I have a couple of things to ask, this is as good a place to ask as any! maybe even better!
last year my closest friend did and said a bunch of poo poo that SUPER hurt. like WOW I couldn't move for weeks. for background, I'm schizophrenic (so is she) and have a history of major depressive episodes. she did apologise and promise to do better but, she just... keeps doing stupid hurtful poo poo. after a while I stopped sleeping more than an hour a night for a few months; I'd stay up all night crying or too upset to shut my mind up. after month number four I went to bed and I could not. stop. thinking. about the noble truths, I have no idea why - my mom practices buddhism and must have been talking to me about it at some point? and it made me reflect a lot on my own hurt and suffering. I kind of realised that my suffering wasn't unique or special, that I've always been suffering and I've been attached to my suffering and the things which have exasperated it. and I also realised that my suffering was transient and impermanent, and it was caused exclusively by attachment. and then I could sleep again, I've been sleeping well ever since.
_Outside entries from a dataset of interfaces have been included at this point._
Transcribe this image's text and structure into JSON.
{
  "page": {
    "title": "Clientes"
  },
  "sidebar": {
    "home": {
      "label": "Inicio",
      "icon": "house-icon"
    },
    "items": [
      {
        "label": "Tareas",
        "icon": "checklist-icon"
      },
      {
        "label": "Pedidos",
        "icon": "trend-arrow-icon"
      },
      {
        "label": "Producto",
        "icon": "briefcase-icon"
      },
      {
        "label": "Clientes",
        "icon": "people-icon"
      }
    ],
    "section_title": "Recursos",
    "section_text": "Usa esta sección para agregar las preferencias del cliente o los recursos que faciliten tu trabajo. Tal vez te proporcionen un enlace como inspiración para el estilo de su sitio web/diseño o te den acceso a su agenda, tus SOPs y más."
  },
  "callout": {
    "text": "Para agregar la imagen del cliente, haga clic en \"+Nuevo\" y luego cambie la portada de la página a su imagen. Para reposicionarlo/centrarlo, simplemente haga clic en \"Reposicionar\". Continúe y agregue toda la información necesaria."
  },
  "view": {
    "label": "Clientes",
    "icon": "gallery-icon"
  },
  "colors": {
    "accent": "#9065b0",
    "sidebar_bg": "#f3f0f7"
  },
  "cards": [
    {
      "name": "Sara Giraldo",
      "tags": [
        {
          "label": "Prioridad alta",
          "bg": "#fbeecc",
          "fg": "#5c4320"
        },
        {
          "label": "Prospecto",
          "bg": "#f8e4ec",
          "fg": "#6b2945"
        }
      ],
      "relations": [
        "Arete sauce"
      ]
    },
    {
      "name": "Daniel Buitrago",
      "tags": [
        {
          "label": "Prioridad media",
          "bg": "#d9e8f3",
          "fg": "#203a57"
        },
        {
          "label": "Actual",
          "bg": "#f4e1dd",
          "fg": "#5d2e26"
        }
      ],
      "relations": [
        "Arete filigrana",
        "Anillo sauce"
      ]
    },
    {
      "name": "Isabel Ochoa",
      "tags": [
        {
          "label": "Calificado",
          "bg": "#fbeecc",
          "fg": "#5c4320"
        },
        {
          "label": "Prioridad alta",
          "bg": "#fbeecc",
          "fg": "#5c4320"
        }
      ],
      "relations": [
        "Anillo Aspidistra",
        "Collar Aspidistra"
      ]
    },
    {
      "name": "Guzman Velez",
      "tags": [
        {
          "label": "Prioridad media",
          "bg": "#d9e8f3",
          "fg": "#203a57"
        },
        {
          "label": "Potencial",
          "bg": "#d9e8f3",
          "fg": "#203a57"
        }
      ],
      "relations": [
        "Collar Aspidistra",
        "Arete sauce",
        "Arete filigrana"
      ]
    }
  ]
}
it's been a journey but, I eventually weaned off all my medications, gained a bunch of confidence and I feel like I'm actually living for the first time in my life. I have so many new friends, an actual social life, and I feel like I can be loved.
my first question is, a few years ago I asked her to be the best man at my wedding. I don't want her to be anymore. her having that role does and will cause me and others suffering, but asking her not to will cause her suffering. I can't see a way through this that will not cause a net increase of suffering. how can I approach this?
question the second number: is there a certain distance I 'have' (super lovely word I know) to go with approaching enlightenment? if I make progress, will future incarnations of TD pick up the slack? is it wrong to think that the life-me now isn't ready and needs to go back in the oven a couple more lifetimes?
thirdish, I wanted to know more about meditation. in therapy we would practice westernised mindfulness - sitting one the floor, focusing on our breathing, that sort of thing. it wasn't something I took to, and as said earlier in this thread I'm not sold on mindfulness meditation being something that is safe for me to practice given my mental health conditions (I'm stable and happy, and I want to stay that way). in my youth I always thought of meditation as a form of exploring yourself, deep deconstructive thought to induce true realisations of character and 'self'. are there other ways meditation can manifest, or other forms of it?
|# ¿ Feb 17, 2020 10:50|
|# ¿ Jun 13, 2021 11:02|